__Records from a collection__.
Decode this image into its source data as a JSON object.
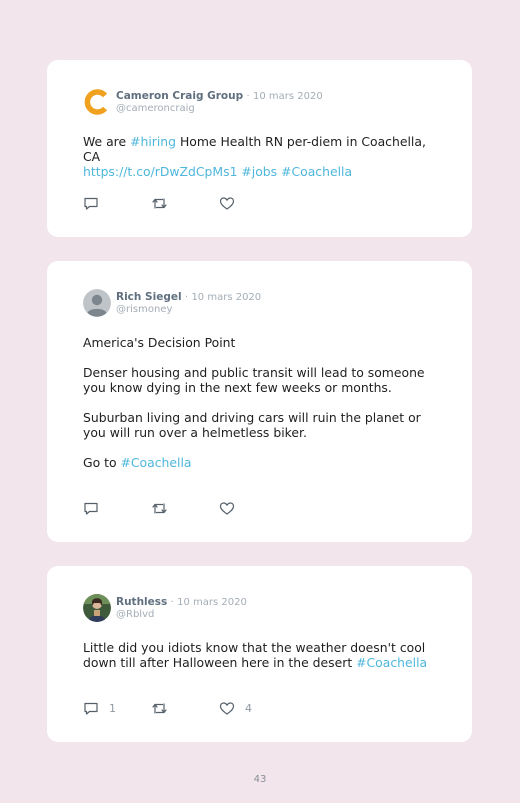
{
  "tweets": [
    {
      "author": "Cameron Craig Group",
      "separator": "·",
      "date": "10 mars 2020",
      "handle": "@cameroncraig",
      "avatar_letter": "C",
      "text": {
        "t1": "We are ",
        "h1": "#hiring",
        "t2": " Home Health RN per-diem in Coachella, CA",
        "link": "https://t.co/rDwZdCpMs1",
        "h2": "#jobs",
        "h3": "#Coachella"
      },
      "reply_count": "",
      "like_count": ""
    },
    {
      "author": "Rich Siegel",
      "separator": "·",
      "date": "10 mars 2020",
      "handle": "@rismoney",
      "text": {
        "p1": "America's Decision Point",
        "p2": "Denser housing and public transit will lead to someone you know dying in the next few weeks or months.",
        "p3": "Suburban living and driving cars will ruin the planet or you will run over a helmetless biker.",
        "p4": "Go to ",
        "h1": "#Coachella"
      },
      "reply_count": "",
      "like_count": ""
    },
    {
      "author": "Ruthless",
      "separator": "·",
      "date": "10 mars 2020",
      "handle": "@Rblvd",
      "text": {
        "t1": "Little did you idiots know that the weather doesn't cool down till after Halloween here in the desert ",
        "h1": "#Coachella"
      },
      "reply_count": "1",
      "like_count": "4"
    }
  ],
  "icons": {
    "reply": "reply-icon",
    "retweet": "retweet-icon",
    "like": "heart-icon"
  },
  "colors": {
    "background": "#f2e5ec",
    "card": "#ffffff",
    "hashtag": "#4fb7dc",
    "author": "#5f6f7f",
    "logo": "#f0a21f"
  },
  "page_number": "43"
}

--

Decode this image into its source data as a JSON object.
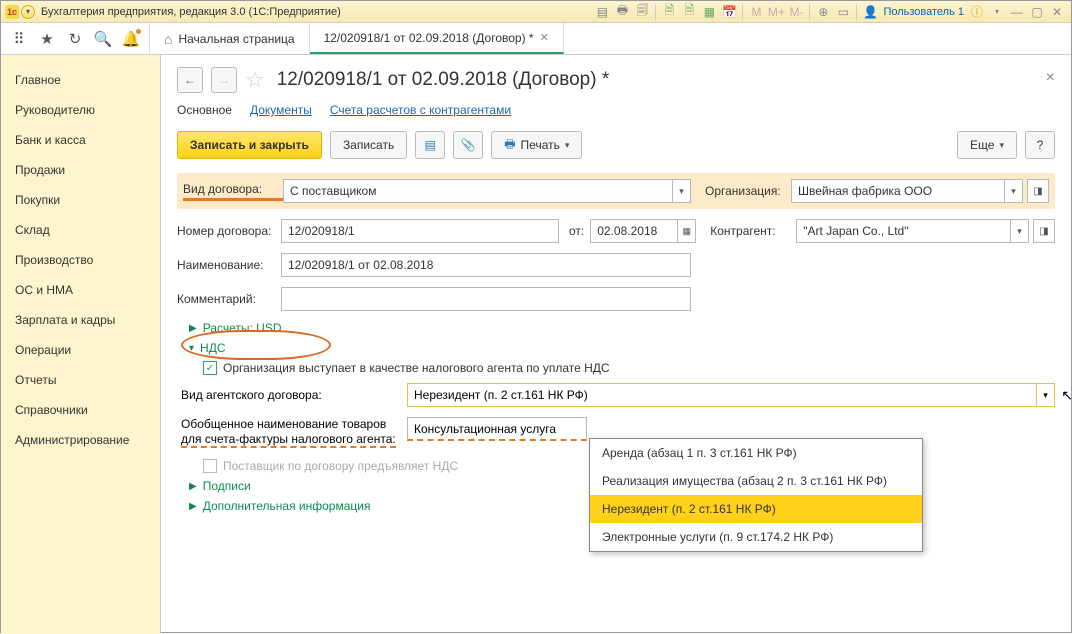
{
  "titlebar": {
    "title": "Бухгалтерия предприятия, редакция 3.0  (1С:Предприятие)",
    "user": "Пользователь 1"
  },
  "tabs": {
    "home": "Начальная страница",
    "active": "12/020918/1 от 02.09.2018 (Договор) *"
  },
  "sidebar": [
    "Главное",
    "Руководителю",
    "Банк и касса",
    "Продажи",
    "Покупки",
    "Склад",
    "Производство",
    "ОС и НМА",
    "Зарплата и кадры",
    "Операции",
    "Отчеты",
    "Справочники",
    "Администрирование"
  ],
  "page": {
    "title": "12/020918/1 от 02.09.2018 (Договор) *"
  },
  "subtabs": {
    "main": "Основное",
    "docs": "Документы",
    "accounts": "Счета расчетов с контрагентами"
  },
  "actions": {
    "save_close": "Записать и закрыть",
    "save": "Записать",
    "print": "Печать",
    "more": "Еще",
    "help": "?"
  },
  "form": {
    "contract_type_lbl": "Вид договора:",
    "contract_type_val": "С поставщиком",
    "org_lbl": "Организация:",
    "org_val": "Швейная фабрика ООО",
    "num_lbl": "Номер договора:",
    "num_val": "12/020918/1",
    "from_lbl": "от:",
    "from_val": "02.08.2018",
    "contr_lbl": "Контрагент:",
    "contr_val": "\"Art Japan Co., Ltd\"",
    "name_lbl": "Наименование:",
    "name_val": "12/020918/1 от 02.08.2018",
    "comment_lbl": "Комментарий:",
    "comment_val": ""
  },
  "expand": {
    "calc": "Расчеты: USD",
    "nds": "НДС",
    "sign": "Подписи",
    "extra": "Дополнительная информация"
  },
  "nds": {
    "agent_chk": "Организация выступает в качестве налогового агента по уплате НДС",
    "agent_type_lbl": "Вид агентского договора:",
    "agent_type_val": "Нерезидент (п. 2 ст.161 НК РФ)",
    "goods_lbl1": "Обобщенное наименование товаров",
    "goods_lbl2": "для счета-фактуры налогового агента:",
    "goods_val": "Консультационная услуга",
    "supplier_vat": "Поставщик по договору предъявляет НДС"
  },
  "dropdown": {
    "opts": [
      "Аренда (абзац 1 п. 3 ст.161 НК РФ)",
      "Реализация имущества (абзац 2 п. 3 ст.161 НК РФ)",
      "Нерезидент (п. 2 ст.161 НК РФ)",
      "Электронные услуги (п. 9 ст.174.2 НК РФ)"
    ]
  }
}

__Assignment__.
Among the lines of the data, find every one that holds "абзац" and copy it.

__Solution for this task__.
      "Аренда (абзац 1 п. 3 ст.161 НК РФ)",
      "Реализация имущества (абзац 2 п. 3 ст.161 НК РФ)",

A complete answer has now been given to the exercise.